nearly all aspects of military history and encompass
the history of West Point and the United States Military
Academy, the evolution of warfare, and the development
of the American Armed Forces. While only a portion of
the collection is on display, all artifacts are available
for cadet academic instruction, special exhibition and
Based upon captured British materials
brought to West Point after the British defeat at Saratoga
in 1777, the Museum collections actually predate the
founding of the United States Military Academy. When
the Academy opened in 1802, many Revolutionary War trophies
remained to be used for cadet instruction.
By the 1820s, a teaching collection
of artifacts existed at the Military Academy and after
the Mexican War (1846 - 1848) West Point was designated
by Executive Order as the permanent depository of war
trophies. In 1854 the first public museum was opened
and in 1989 the West Point Museum in Olmsted Hall opened
at Pershing Center. Today it represents the culmination
of more than two centuries of preserving our military
The Visitors Center provides an excellent
central starting point for all visitors to the U.S.
Military Academy. The center is currently under renovation
but still offers information and guided bus tours. The
Visitors Center and West Point Museum are open to the
general public on a daily basis. Visitors may enter
the academy grounds only by guided tours, however, there
are no guided tours during Graduation Week, on Football
Days, or on any days the Visitors Center is closed or
closes early. Tours may be cancelled at any time. It
is strongly recommended that visitors call the Visitors
Center, (845) 938-2638 the week they are traveling to

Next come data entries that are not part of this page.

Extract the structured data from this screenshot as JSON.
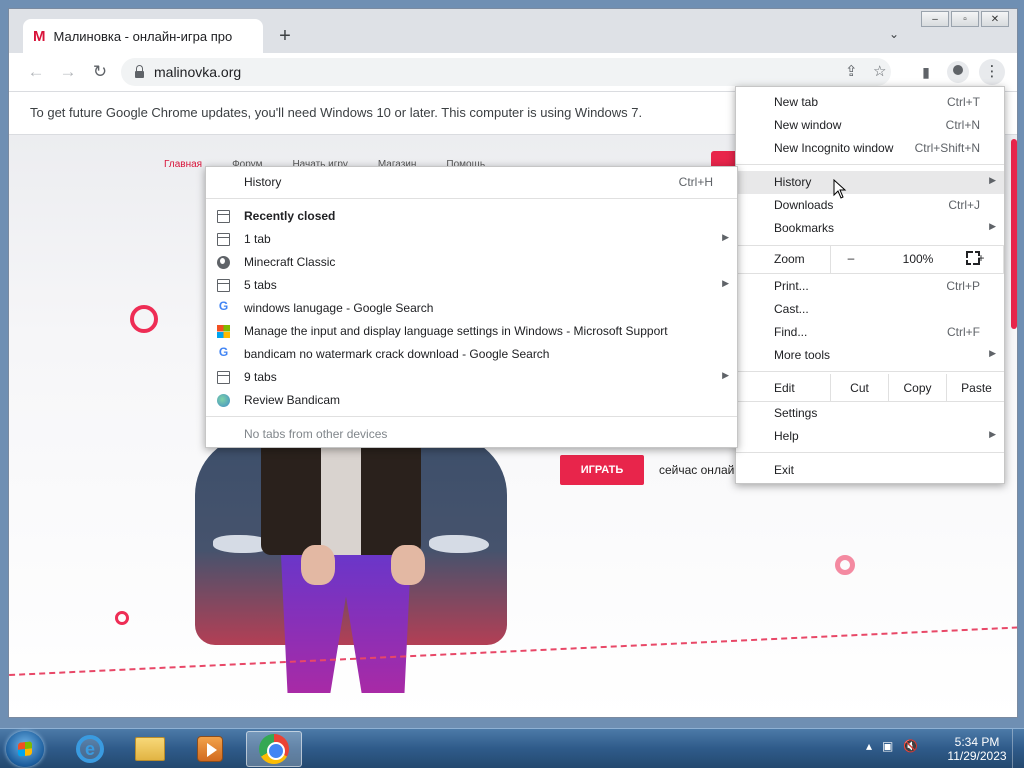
{
  "browser": {
    "tab": {
      "favicon": "М",
      "title": "Малиновка - онлайн-игра про "
    },
    "url": "malinovka.org",
    "infobar": "To get future Google Chrome updates, you'll need Windows 10 or later. This computer is using Windows 7.",
    "window_controls": {
      "minimize": "–",
      "maximize": "▫",
      "close": "✕"
    }
  },
  "site": {
    "nav": [
      "Главная",
      "Форум",
      "Начать игру",
      "Магазин",
      "Помощь"
    ],
    "play_button": "ИГРАТЬ",
    "online_text": "сейчас онлайн"
  },
  "chrome_menu": {
    "items_top": [
      {
        "label": "New tab",
        "shortcut": "Ctrl+T"
      },
      {
        "label": "New window",
        "shortcut": "Ctrl+N"
      },
      {
        "label": "New Incognito window",
        "shortcut": "Ctrl+Shift+N"
      }
    ],
    "items_mid": [
      {
        "label": "History",
        "shortcut": ""
      },
      {
        "label": "Downloads",
        "shortcut": "Ctrl+J"
      },
      {
        "label": "Bookmarks",
        "shortcut": ""
      }
    ],
    "zoom": {
      "label": "Zoom",
      "minus": "–",
      "value": "100%",
      "plus": "+"
    },
    "items_tools": [
      {
        "label": "Print...",
        "shortcut": "Ctrl+P"
      },
      {
        "label": "Cast...",
        "shortcut": ""
      },
      {
        "label": "Find...",
        "shortcut": "Ctrl+F"
      },
      {
        "label": "More tools",
        "shortcut": ""
      }
    ],
    "edit": {
      "label": "Edit",
      "cut": "Cut",
      "copy": "Copy",
      "paste": "Paste"
    },
    "items_settings": [
      {
        "label": "Settings"
      },
      {
        "label": "Help"
      }
    ],
    "exit": "Exit"
  },
  "history_menu": {
    "header": {
      "label": "History",
      "shortcut": "Ctrl+H"
    },
    "recently_closed": "Recently closed",
    "entries": [
      {
        "label": "1 tab",
        "icon": "window-icon",
        "submenu": true
      },
      {
        "label": "Minecraft Classic",
        "icon": "globe-icon",
        "submenu": false
      },
      {
        "label": "5 tabs",
        "icon": "window-icon",
        "submenu": true
      },
      {
        "label": "windows  lanugage - Google Search",
        "icon": "google-icon",
        "submenu": false
      },
      {
        "label": "Manage the input and display language settings in Windows - Microsoft Support",
        "icon": "microsoft-icon",
        "submenu": false
      },
      {
        "label": "bandicam no watermark crack download - Google Search",
        "icon": "google-icon",
        "submenu": false
      },
      {
        "label": "9 tabs",
        "icon": "window-icon",
        "submenu": true
      },
      {
        "label": "Review Bandicam",
        "icon": "bandicam-icon",
        "submenu": false
      }
    ],
    "footer": "No tabs from other devices"
  },
  "taskbar": {
    "clock_time": "5:34 PM",
    "clock_date": "11/29/2023"
  },
  "colors": {
    "accent_red": "#e8254b",
    "menu_highlight": "#e8e8e9"
  }
}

West Point to check on the status of the tours.
For the current schedule of tours
and prices, call West Point Tours, Inc. at (845) 446-4724.
Outside tour groups should contact West Point Tours,
Inc. (845) 446-4724 or the Visitors Center (845) 938-2638.
Manifests must be provided for groups at least 48 hours
in advance. A photo ID is required for all adults wishing
to take all tours. Children must be accompanied by an
The original Visitors Center was officially
opened May 1, 1952, in the field artillery sheds at
the south end of post -- a site now occupied by the
provost marshal’s office. The current Visitors
Center, which opened September 1, 1989, on the site
of the former Ladycliff College Library, continues to
attract, educate and inform the public about the Academy
and its environs. Nearly 3 million people visit West
Point each year, including alumni, friends and families
of West Point cadets, school groups, senior citizens
groups, and tourists from throughout America and the
world. The U.S. Military Academy is one of the top three
tourist attractions in New York, according to the New
York State Department of Tourism.
The Visitors Center is open daily,
with the exception of Thanksgiving, Christmas holidays,
Dec. 24 and 25, and New Year’s holidays, Dec.
31 and Jan. 1, 2006. Operating hours are from 9 a.m.
to 4:45 p.m.
The West Point Museum is open Monday
to Sunday 10:30 am to 4:15 pm, closed Thanksgiving Day,
Christmas Day & New Year's Day.